    @jan the condescending coastal elitist: Well, Jan, I live in the heart of Texas, and I thought the speech was a complete and total embarassment. But I sure do appreciate you – a California Coastal Elite – quoting from Coastal Elite newspaper the New York Post in an attempt to explain to me what I think about the speech. That’s definitely in no way condescending.

  49. Anderson says:

    The base probably liked it okay, judging by feedback I’ve heard from people who were already voting for Romney as a matter of course.

    Can’t think it had much appeal to swing voters. Whoever they are.

  50. C. Clavin says:

    @ JKB…
    You mean like the Dow…which has gone from 7000 something to around 13,000?
    ‘Cause judging by my 401K he’s gettin’ the job done.

  51. al-Ameda says:

    @jan:

    Last night’s was no different. He was speaking another language, one that was unsophisticated, a portrait of a gaunt man faded by age, but more unrestrained in his words to say it like he saw it.

    Jan, it was in English, and it was a skit that flopped. Even Ann Romney could see that, and she’s not a liberal.

  52. C. Clavin says:

    @ JKB…
    The private insurance companies will have 30 million more customers.
    People with pre-existing conditions can get insurance now.
    Kids up to 26 can stay on their parents insurance.
    That’s gettin’ the job done.

  53. grumpy realist says:

    @jan: You remind me of a proud mother showing off to her friends her little toddler’s smearing of his feces on the living room wall as “oh, he’s got such artistic talent!”

  54. An Interested Party says:

    Obama telling Clint and Romney to perform physically impossible acts, is something also, very Obama.

    Obviously you are confused (yes, I know, hardly surprising)…actually what Eastwood mentioned was very Cheney…

    @jan:
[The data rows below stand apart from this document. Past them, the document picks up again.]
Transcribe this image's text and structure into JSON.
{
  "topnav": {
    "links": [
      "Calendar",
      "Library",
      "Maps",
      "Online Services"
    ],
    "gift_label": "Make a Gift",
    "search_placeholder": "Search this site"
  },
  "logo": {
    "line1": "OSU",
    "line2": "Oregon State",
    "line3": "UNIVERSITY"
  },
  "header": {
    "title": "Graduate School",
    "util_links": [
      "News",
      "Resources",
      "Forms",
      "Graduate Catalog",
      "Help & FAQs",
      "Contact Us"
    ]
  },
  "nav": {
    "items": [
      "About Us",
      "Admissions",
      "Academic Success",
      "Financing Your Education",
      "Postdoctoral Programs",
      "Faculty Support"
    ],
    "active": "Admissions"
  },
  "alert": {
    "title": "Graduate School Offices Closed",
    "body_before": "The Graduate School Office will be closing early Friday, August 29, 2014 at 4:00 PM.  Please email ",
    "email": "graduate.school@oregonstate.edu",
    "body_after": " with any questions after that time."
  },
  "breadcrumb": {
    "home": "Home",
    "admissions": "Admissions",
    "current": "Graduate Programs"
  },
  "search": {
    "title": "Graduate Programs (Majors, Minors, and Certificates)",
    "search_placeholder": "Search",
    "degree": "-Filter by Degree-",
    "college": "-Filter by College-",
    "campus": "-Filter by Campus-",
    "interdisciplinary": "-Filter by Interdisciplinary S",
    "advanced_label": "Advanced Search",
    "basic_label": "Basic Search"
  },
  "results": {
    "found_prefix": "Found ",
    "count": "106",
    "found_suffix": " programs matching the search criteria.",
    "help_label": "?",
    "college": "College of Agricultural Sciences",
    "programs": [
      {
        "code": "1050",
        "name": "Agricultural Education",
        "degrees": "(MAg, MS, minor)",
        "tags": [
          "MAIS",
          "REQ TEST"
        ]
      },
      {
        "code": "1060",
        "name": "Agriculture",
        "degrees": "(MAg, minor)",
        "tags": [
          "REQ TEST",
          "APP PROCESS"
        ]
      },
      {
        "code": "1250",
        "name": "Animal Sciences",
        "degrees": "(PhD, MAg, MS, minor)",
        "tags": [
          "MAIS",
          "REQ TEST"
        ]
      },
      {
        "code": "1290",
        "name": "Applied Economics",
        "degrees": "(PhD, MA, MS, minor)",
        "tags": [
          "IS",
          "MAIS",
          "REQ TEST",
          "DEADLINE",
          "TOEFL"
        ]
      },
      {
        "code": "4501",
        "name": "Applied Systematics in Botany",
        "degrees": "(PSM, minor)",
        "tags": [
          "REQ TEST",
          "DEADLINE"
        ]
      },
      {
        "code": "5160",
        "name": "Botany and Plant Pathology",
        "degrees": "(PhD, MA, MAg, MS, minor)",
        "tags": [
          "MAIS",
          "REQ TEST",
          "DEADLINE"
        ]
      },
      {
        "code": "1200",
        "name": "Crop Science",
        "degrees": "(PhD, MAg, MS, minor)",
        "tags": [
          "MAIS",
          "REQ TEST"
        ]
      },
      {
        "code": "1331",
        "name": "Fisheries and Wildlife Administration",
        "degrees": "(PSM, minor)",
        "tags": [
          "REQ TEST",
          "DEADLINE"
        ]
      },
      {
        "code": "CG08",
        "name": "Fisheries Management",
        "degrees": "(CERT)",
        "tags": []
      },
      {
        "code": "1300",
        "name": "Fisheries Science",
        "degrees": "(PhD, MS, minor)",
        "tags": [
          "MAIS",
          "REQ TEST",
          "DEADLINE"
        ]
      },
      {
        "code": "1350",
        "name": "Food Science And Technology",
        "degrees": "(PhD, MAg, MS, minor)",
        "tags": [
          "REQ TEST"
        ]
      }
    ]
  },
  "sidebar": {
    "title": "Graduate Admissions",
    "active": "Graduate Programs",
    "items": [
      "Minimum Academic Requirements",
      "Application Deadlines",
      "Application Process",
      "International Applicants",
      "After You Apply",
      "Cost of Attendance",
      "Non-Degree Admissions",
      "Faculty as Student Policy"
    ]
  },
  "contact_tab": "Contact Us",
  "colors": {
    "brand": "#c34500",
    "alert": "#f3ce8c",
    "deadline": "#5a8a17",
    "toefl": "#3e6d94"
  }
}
    You will forgive all of us for not taking you seriously, especially after you were so foolish to suggest that the President had an easier early life than Mitt Romney…

    In the end, Eastwood is a great filmmaker and actor, but it’s never a good thing for Republicans when someone speaking at a GOP convention makes Joe Biden look somber and full of gravitas by comparison…

  55. James Joyner says:

    @JKB: @Steven L. Taylor: @MBunge: Yeah, it was just a train wreck. And, no, it’s impossible to envision either Obama or Romney giving that answer. Rahm Immanuel? Sure? Me? You betcha. But not Mr. Cool as a Cucumber or Mr. Roboto.

  56. PJ says:

    @JKB, @jan, @Mutt Williams #13:

    If Eastwood was great, then why isn’t anyone in the Romney campaign willing to take credit for it?
    Modesty?

  57. Mike Taylor says:

    Don’t blame poor old Clint.
    I think he lost his concentration when he got all the applause after his 23 million unemployed Americans comment. I learned more about the Republican party after that applause – than all the rest of the convention.